Academic journal article Journal of Education and Learning

The Effects of Assignment Format and Choice on Task Completion

Academic journal article Journal of Education and Learning

The Effects of Assignment Format and Choice on Task Completion

Article excerpt

Abstract

Modifying task presentation format and providing opportunities to choose are two effective procedures teachers can use to improve academic productivity for students with learning difficulties. Combining the two procedures may result in academic interventions that teachers can use without significantly changing the curriculum. The present study investigated the effects of choosing between total task and partial task presentation on academic productivity of three 4th grade students with learning disabilities. In the context of an alternating treatment design, the results showed that task presentation format may influence student preference and may be a promising choice alternative teachers can provide. The results also suggest that the effectiveness of choice making depends on the relative discrepant preference levels of the choice alternatives.

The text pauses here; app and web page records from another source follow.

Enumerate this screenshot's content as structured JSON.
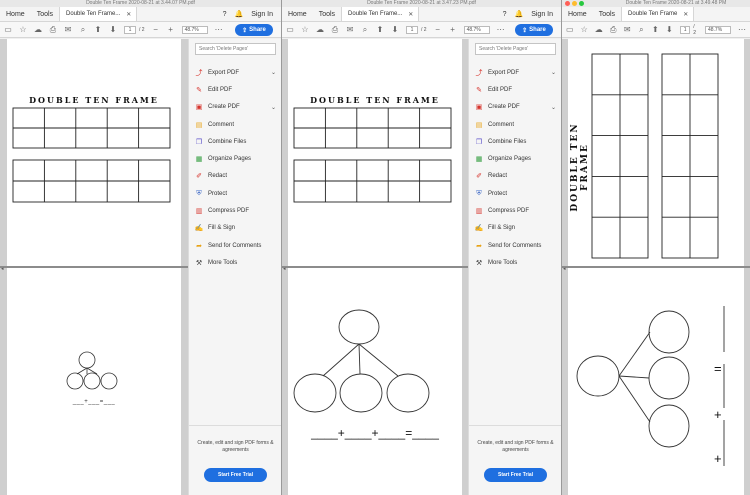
{
  "windows": [
    {
      "title": "Double Ten Frame 2020-08-21 at 3.44.07 PM.pdf",
      "menu": [
        "Home",
        "Tools"
      ],
      "tab_label": "Double Ten Frame...",
      "signin": "Sign In",
      "page_current": "1",
      "page_total": "/ 2",
      "zoom": "48.7%",
      "share": "Share",
      "frame_title": "DOUBLE TEN FRAME",
      "blanks": "___+___=___"
    },
    {
      "title": "Double Ten Frame 2020-08-21 at 3.47.23 PM.pdf",
      "menu": [
        "Home",
        "Tools"
      ],
      "tab_label": "Double Ten Frame...",
      "signin": "Sign In",
      "page_current": "1",
      "page_total": "/ 2",
      "zoom": "48.7%",
      "share": "Share",
      "frame_title": "DOUBLE TEN FRAME",
      "blanks": "____+____+____=____"
    },
    {
      "title": "Double Ten Frame 2020-08-21 at 3.49.48 PM",
      "menu": [
        "Home",
        "Tools"
      ],
      "tab_label": "Double Ten Frame",
      "page_current": "1",
      "page_total": "/ 2",
      "zoom": "48.7%",
      "frame_title": "DOUBLE TEN FRAME",
      "blanks": [
        "=",
        "+",
        "+"
      ]
    }
  ],
  "tools_pane": {
    "search_placeholder": "Search 'Delete Pages'",
    "items": [
      {
        "label": "Export PDF",
        "icon": "export-pdf-icon",
        "color": "#d6322b",
        "chevron": true
      },
      {
        "label": "Edit PDF",
        "icon": "edit-pdf-icon",
        "color": "#d6322b",
        "chevron": false
      },
      {
        "label": "Create PDF",
        "icon": "create-pdf-icon",
        "color": "#d6322b",
        "chevron": true
      },
      {
        "label": "Comment",
        "icon": "comment-icon",
        "color": "#e8a317",
        "chevron": false
      },
      {
        "label": "Combine Files",
        "icon": "combine-files-icon",
        "color": "#5a4fc9",
        "chevron": false
      },
      {
        "label": "Organize Pages",
        "icon": "organize-pages-icon",
        "color": "#2e9b3b",
        "chevron": false
      },
      {
        "label": "Redact",
        "icon": "redact-icon",
        "color": "#d6322b",
        "chevron": false
      },
      {
        "label": "Protect",
        "icon": "protect-icon",
        "color": "#3966c6",
        "chevron": false
      },
      {
        "label": "Compress PDF",
        "icon": "compress-pdf-icon",
        "color": "#d6322b",
        "chevron": false
      },
      {
        "label": "Fill & Sign",
        "icon": "fill-sign-icon",
        "color": "#7a3fc2",
        "chevron": false
      },
      {
        "label": "Send for Comments",
        "icon": "send-comments-icon",
        "color": "#e8a317",
        "chevron": false
      },
      {
        "label": "More Tools",
        "icon": "more-tools-icon",
        "color": "#444444",
        "chevron": false
      }
    ],
    "promo_text": "Create, edit and sign PDF forms & agreements",
    "trial_button": "Start Free Trial"
  },
  "colors": {
    "accent": "#1f6fe0",
    "traffic_close": "#ff5f57",
    "traffic_min": "#febc2e",
    "traffic_max": "#28c840"
  }
}
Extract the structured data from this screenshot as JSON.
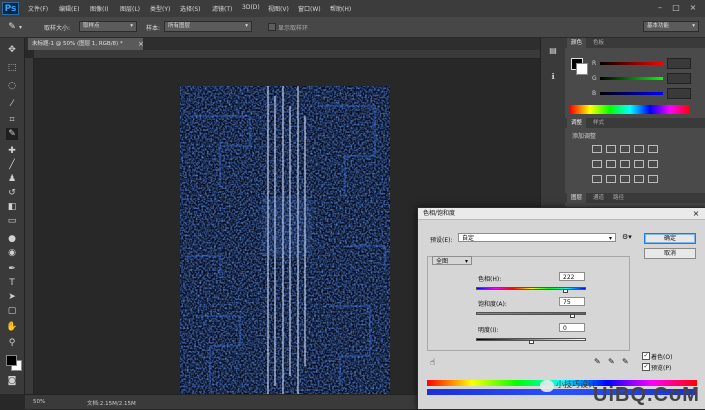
{
  "app": {
    "logo": "Ps"
  },
  "menu": [
    "文件(F)",
    "编辑(E)",
    "图像(I)",
    "图层(L)",
    "类型(Y)",
    "选择(S)",
    "滤镜(T)",
    "3D(D)",
    "视图(V)",
    "窗口(W)",
    "帮助(H)"
  ],
  "options_bar": {
    "size_label": "取样大小:",
    "size_value": "取样点",
    "sample_label": "样本:",
    "sample_value": "所有图层",
    "show_ring_label": "显示取样环",
    "workspace": "基本功能"
  },
  "document": {
    "tab_title": "未标题-1 @ 50% (图层 1, RGB/8) *",
    "zoom": "50%",
    "doc_info": "文档:2.15M/2.15M"
  },
  "color_panel": {
    "tabs": [
      "颜色",
      "色板"
    ],
    "channels": [
      "R",
      "G",
      "B"
    ]
  },
  "adjust_panel": {
    "tabs": [
      "调整",
      "样式"
    ],
    "subtitle": "添加调整"
  },
  "layers_panel": {
    "tabs": [
      "图层",
      "通道",
      "路径"
    ]
  },
  "dialog": {
    "title": "色相/饱和度",
    "preset_label": "预设(E):",
    "preset_value": "自定",
    "channel_value": "全图",
    "hue_label": "色相(H):",
    "hue_value": "222",
    "hue_level": 0.81,
    "sat_label": "饱和度(A):",
    "sat_value": "75",
    "sat_level": 0.875,
    "light_label": "明度(I):",
    "light_value": "0",
    "light_level": 0.5,
    "ok_label": "确定",
    "cancel_label": "取消",
    "colorize_label": "着色(O)",
    "colorize_checked": true,
    "preview_label": "预览(P)",
    "preview_checked": true
  },
  "watermark": {
    "text": "UiBQ.CoM",
    "caption": "小技巧设计"
  },
  "colors": {
    "accent_blue": "#1d7ee0",
    "dialog_bg": "#d6d6d6"
  },
  "icons": [
    "eyedropper-icon",
    "move-icon",
    "marquee-icon",
    "lasso-icon",
    "magic-wand-icon",
    "crop-icon",
    "eyedropper-tool-icon",
    "healing-icon",
    "brush-icon",
    "stamp-icon",
    "history-brush-icon",
    "eraser-icon",
    "gradient-icon",
    "blur-icon",
    "dodge-icon",
    "pen-icon",
    "type-icon",
    "path-select-icon",
    "shape-icon",
    "hand-icon",
    "zoom-icon",
    "swatch-icon",
    "quickmask-icon",
    "screenmode-icon",
    "hand-cursor-icon"
  ]
}
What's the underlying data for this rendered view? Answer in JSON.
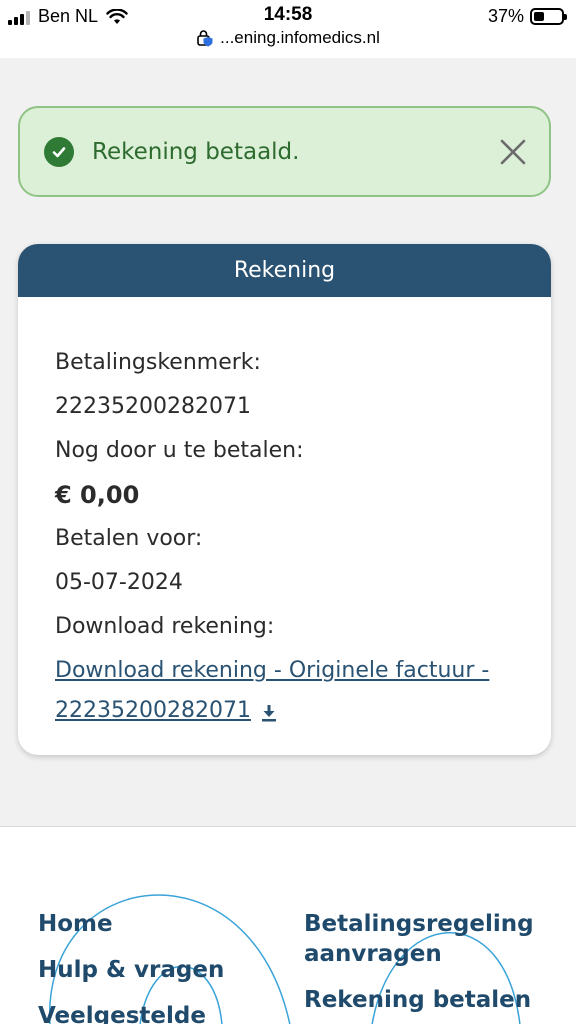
{
  "status_bar": {
    "carrier": "Ben NL",
    "time": "14:58",
    "battery": "37%",
    "battery_level": 0.37,
    "url": "...ening.infomedics.nl"
  },
  "alert": {
    "message": "Rekening betaald.",
    "icon": "check-circle-icon",
    "close_icon": "close-icon",
    "colors": {
      "background": "#dcefd7",
      "border": "#8fc486",
      "text": "#2e6b2f"
    }
  },
  "card": {
    "title": "Rekening",
    "header_color": "#2a5272",
    "payment_reference_label": "Betalingskenmerk:",
    "payment_reference_value": "22235200282071",
    "amount_due_label": "Nog door u te betalen:",
    "amount_due_value": "€ 0,00",
    "pay_before_label": "Betalen voor:",
    "pay_before_value": "05-07-2024",
    "download_label": "Download rekening:",
    "download_link_line1": "Download rekening - Originele factuur -",
    "download_link_line2": "22235200282071",
    "download_icon": "download-icon"
  },
  "footer": {
    "nav_left": [
      "Home",
      "Hulp & vragen",
      "Veelgestelde"
    ],
    "nav_right": [
      "Betalingsregeling",
      "aanvragen",
      "Rekening betalen"
    ],
    "nav_color": "#1f4a6b",
    "decor_color": "#3aa3d9"
  }
}
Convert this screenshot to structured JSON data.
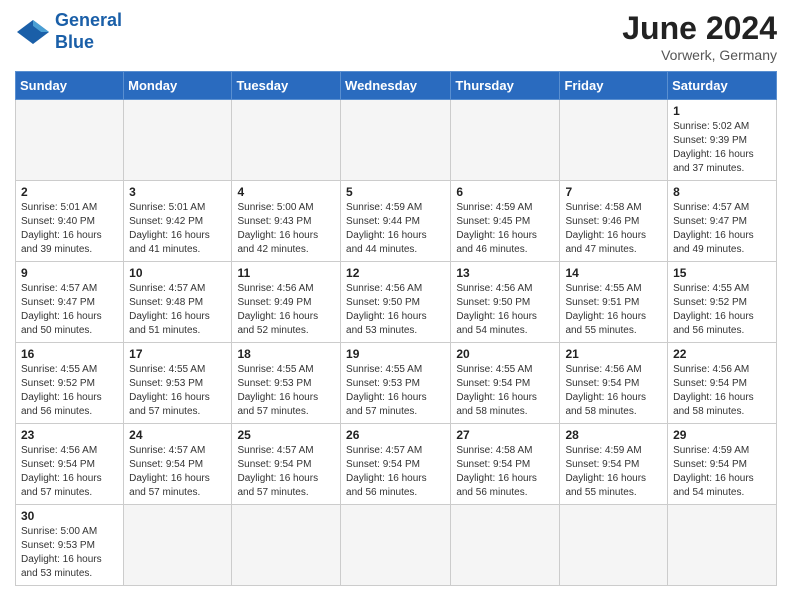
{
  "header": {
    "logo_general": "General",
    "logo_blue": "Blue",
    "month": "June 2024",
    "location": "Vorwerk, Germany"
  },
  "days_of_week": [
    "Sunday",
    "Monday",
    "Tuesday",
    "Wednesday",
    "Thursday",
    "Friday",
    "Saturday"
  ],
  "weeks": [
    [
      {
        "day": "",
        "info": ""
      },
      {
        "day": "",
        "info": ""
      },
      {
        "day": "",
        "info": ""
      },
      {
        "day": "",
        "info": ""
      },
      {
        "day": "",
        "info": ""
      },
      {
        "day": "",
        "info": ""
      },
      {
        "day": "1",
        "info": "Sunrise: 5:02 AM\nSunset: 9:39 PM\nDaylight: 16 hours and 37 minutes."
      }
    ],
    [
      {
        "day": "2",
        "info": "Sunrise: 5:01 AM\nSunset: 9:40 PM\nDaylight: 16 hours and 39 minutes."
      },
      {
        "day": "3",
        "info": "Sunrise: 5:01 AM\nSunset: 9:42 PM\nDaylight: 16 hours and 41 minutes."
      },
      {
        "day": "4",
        "info": "Sunrise: 5:00 AM\nSunset: 9:43 PM\nDaylight: 16 hours and 42 minutes."
      },
      {
        "day": "5",
        "info": "Sunrise: 4:59 AM\nSunset: 9:44 PM\nDaylight: 16 hours and 44 minutes."
      },
      {
        "day": "6",
        "info": "Sunrise: 4:59 AM\nSunset: 9:45 PM\nDaylight: 16 hours and 46 minutes."
      },
      {
        "day": "7",
        "info": "Sunrise: 4:58 AM\nSunset: 9:46 PM\nDaylight: 16 hours and 47 minutes."
      },
      {
        "day": "8",
        "info": "Sunrise: 4:57 AM\nSunset: 9:47 PM\nDaylight: 16 hours and 49 minutes."
      }
    ],
    [
      {
        "day": "9",
        "info": "Sunrise: 4:57 AM\nSunset: 9:47 PM\nDaylight: 16 hours and 50 minutes."
      },
      {
        "day": "10",
        "info": "Sunrise: 4:57 AM\nSunset: 9:48 PM\nDaylight: 16 hours and 51 minutes."
      },
      {
        "day": "11",
        "info": "Sunrise: 4:56 AM\nSunset: 9:49 PM\nDaylight: 16 hours and 52 minutes."
      },
      {
        "day": "12",
        "info": "Sunrise: 4:56 AM\nSunset: 9:50 PM\nDaylight: 16 hours and 53 minutes."
      },
      {
        "day": "13",
        "info": "Sunrise: 4:56 AM\nSunset: 9:50 PM\nDaylight: 16 hours and 54 minutes."
      },
      {
        "day": "14",
        "info": "Sunrise: 4:55 AM\nSunset: 9:51 PM\nDaylight: 16 hours and 55 minutes."
      },
      {
        "day": "15",
        "info": "Sunrise: 4:55 AM\nSunset: 9:52 PM\nDaylight: 16 hours and 56 minutes."
      }
    ],
    [
      {
        "day": "16",
        "info": "Sunrise: 4:55 AM\nSunset: 9:52 PM\nDaylight: 16 hours and 56 minutes."
      },
      {
        "day": "17",
        "info": "Sunrise: 4:55 AM\nSunset: 9:53 PM\nDaylight: 16 hours and 57 minutes."
      },
      {
        "day": "18",
        "info": "Sunrise: 4:55 AM\nSunset: 9:53 PM\nDaylight: 16 hours and 57 minutes."
      },
      {
        "day": "19",
        "info": "Sunrise: 4:55 AM\nSunset: 9:53 PM\nDaylight: 16 hours and 57 minutes."
      },
      {
        "day": "20",
        "info": "Sunrise: 4:55 AM\nSunset: 9:54 PM\nDaylight: 16 hours and 58 minutes."
      },
      {
        "day": "21",
        "info": "Sunrise: 4:56 AM\nSunset: 9:54 PM\nDaylight: 16 hours and 58 minutes."
      },
      {
        "day": "22",
        "info": "Sunrise: 4:56 AM\nSunset: 9:54 PM\nDaylight: 16 hours and 58 minutes."
      }
    ],
    [
      {
        "day": "23",
        "info": "Sunrise: 4:56 AM\nSunset: 9:54 PM\nDaylight: 16 hours and 57 minutes."
      },
      {
        "day": "24",
        "info": "Sunrise: 4:57 AM\nSunset: 9:54 PM\nDaylight: 16 hours and 57 minutes."
      },
      {
        "day": "25",
        "info": "Sunrise: 4:57 AM\nSunset: 9:54 PM\nDaylight: 16 hours and 57 minutes."
      },
      {
        "day": "26",
        "info": "Sunrise: 4:57 AM\nSunset: 9:54 PM\nDaylight: 16 hours and 56 minutes."
      },
      {
        "day": "27",
        "info": "Sunrise: 4:58 AM\nSunset: 9:54 PM\nDaylight: 16 hours and 56 minutes."
      },
      {
        "day": "28",
        "info": "Sunrise: 4:59 AM\nSunset: 9:54 PM\nDaylight: 16 hours and 55 minutes."
      },
      {
        "day": "29",
        "info": "Sunrise: 4:59 AM\nSunset: 9:54 PM\nDaylight: 16 hours and 54 minutes."
      }
    ],
    [
      {
        "day": "30",
        "info": "Sunrise: 5:00 AM\nSunset: 9:53 PM\nDaylight: 16 hours and 53 minutes."
      },
      {
        "day": "",
        "info": ""
      },
      {
        "day": "",
        "info": ""
      },
      {
        "day": "",
        "info": ""
      },
      {
        "day": "",
        "info": ""
      },
      {
        "day": "",
        "info": ""
      },
      {
        "day": "",
        "info": ""
      }
    ]
  ]
}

Keywords: choice, task format, academic task completion

1. Introduction

Researchers continue to investigate methods that most efficiently and effectively promote academic competence. One promising area that appears to be a key component of academic achievement is opportunities to respond via independent academic assignments (Trautwein & Koeller, 2003; Trautwein, Koeller, Schmitz, & Baumert, 2002). Haring and Eaton (1978) argue that drill and independent practice are critical and necessary instructional component used in all stages of learning. For example, during skill acquisition independent seatwork in combination with demonstration and modeling allows the learner to acquire new skills successfully and efficiently (Skinner, Pappas, & Davis, 2005). After skills have been acquired, the learner can achieve fluency through active and repeated responding to targeted academic assignments (Skinner, 1998). Academic assignments that incorporate drill and repeated practice also facilitate generalization and adaptation. For example, activities designed to practice previously learned skills in the solution of new problems make the skills functional in daily life (Blake, 1974). Clearly, maximizing the benefits and efficiency of independent academic assignments is critical for both teachers and their students.

The effectiveness of independent academic assignments is directly related to the rate of active responding on those assignments, as frequent opportunities to respond increases academic achievement (Greenwood, Delquadri, & Hall, 1984). Greenwood and colleagues found that teachers can improve student learning by eliciting frequent responses from the students. This finding implies that students should be placed in learning situations that promote (a) active responding and (b) high rates of correct responding. During independent work, students should respond at a rate of 9 to 12 responses per minute with a minimum accuracy of 90% (Stephens, 1976). Unfortunately, students with learning difficulties tend to complete assignments more slowly, far below the recommended rate, and with a lower accuracy. Correct responses for these learners can range from 20-76% (Carpenter-Aeby & Aeby, 2001; Umbreit, Lane, & Dejud, 2004). This discrepancy highlights the need for independent assignments that promote high rates of correct student responding.

One procedure that teachers can use to increase academic productivity and engagement is providing students with choice-making opportunities. As one example, Cosden, Gannon, and Haring (1995) investigated the effects of choosing academic tasks and reinforcers on the productivity of students with severe behavior problems. In the choice condition, the teacher provided the students with a choice of ten tasks from four academic areas including reading, writing, mathematics, and science. In addition, the students could choose one of ten reinforcers (e.g., games, magazines and activities) contingent upon task completion. During the no-choice condition, the teacher assigned the academic tasks and reinforcers without giving students the opportunity to choose. …

Search by... Author
Show... All Results Primary Sources Peer-reviewed

Oops!

An unknown error has occurred. Please click the button below to reload the page. If the problem persists, please try again in a little while.